Items from an interface collection:
● ● ● ● ● ● ●
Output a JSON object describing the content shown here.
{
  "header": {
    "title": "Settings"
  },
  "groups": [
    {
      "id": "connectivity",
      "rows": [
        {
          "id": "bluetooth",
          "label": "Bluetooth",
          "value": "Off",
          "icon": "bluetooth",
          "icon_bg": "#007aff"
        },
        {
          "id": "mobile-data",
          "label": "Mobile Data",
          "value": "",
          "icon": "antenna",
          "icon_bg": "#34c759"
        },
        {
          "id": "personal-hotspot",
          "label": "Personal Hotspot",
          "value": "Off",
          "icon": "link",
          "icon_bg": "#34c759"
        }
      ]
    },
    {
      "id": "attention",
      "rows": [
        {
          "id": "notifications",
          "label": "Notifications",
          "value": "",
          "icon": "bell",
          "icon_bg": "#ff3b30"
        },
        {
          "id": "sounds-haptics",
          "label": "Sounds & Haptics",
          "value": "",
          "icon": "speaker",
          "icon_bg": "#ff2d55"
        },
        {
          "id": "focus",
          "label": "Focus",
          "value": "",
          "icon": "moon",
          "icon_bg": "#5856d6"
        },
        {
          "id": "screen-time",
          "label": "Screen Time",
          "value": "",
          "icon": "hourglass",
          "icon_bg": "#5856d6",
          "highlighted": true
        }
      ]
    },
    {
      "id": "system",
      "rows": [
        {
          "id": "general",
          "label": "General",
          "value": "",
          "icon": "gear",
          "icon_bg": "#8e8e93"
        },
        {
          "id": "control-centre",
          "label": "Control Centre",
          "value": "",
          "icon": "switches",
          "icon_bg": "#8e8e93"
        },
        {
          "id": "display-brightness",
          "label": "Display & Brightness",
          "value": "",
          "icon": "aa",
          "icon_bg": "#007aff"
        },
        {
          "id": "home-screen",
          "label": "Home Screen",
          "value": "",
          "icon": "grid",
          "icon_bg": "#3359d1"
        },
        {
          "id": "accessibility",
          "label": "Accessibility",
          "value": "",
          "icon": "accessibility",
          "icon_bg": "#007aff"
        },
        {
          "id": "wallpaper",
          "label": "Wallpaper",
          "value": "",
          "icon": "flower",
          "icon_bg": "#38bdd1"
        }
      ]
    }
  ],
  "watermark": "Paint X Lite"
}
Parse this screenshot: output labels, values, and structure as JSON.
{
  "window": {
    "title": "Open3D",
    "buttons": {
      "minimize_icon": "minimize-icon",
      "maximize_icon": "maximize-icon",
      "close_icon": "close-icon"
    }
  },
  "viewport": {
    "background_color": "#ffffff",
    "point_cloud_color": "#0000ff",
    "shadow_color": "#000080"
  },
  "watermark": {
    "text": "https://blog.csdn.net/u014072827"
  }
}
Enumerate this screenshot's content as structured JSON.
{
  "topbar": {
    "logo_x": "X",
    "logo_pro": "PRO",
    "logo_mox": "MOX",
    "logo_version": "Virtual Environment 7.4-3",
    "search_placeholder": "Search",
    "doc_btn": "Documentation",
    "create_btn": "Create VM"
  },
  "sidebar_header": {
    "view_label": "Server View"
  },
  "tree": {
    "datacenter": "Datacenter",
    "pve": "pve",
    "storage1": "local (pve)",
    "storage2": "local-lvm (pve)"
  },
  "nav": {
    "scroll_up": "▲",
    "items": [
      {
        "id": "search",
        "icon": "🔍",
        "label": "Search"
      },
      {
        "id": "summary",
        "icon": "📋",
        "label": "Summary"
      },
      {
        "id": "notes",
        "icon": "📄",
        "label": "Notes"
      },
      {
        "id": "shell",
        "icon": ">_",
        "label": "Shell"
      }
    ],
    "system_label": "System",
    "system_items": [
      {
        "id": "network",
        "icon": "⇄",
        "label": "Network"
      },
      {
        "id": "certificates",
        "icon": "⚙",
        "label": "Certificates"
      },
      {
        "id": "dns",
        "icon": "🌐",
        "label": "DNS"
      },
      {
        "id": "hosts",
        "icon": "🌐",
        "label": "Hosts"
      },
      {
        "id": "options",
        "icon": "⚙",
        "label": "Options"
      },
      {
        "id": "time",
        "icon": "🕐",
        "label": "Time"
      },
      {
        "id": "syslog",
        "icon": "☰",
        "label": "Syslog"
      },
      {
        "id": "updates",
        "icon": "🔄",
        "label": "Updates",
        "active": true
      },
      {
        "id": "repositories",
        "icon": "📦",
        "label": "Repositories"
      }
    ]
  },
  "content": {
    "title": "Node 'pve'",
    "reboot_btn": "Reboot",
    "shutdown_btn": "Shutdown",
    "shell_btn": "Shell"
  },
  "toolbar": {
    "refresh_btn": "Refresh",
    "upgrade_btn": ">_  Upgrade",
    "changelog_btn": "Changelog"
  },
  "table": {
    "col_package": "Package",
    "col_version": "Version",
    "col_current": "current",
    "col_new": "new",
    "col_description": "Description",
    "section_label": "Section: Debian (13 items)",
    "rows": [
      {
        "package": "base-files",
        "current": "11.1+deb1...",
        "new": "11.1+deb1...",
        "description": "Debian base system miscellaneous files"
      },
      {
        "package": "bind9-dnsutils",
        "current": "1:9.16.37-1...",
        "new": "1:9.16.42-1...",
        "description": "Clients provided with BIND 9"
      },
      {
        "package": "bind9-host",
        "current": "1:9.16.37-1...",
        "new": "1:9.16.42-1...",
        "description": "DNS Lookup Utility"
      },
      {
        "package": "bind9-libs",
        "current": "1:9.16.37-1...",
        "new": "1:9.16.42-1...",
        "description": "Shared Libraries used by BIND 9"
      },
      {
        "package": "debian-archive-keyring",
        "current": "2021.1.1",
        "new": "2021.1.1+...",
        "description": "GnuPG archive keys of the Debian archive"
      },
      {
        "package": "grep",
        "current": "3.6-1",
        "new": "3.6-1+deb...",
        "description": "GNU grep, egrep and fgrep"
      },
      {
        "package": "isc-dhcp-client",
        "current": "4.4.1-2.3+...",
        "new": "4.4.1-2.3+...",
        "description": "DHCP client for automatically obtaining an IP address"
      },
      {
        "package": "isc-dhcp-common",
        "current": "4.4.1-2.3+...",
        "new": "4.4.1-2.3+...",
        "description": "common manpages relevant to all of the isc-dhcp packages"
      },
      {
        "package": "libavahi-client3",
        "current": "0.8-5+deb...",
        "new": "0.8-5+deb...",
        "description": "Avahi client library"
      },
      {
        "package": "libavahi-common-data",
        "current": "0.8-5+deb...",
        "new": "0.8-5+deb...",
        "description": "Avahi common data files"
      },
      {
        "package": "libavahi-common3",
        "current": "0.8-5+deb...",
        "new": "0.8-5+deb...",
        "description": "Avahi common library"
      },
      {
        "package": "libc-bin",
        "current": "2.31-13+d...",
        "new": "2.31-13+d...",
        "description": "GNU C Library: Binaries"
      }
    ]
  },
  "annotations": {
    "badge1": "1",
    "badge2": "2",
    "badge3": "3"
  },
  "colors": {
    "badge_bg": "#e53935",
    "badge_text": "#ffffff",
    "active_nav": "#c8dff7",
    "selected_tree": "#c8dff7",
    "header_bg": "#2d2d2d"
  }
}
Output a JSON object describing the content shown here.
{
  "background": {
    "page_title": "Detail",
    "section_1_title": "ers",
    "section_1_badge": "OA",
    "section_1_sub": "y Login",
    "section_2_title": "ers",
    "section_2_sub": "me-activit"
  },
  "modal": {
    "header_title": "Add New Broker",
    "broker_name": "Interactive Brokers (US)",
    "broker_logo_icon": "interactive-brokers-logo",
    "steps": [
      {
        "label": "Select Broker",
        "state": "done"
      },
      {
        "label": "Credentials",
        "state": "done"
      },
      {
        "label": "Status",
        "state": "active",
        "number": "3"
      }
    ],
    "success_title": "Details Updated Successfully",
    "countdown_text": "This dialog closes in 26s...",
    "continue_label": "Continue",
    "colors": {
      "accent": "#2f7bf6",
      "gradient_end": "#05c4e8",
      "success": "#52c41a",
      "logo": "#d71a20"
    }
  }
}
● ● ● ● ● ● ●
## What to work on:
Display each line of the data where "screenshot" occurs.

## Your solution:
Parse this screenshot: output labels, values, and structure as JSON.
Enumerate this screenshot's content as structured JSON.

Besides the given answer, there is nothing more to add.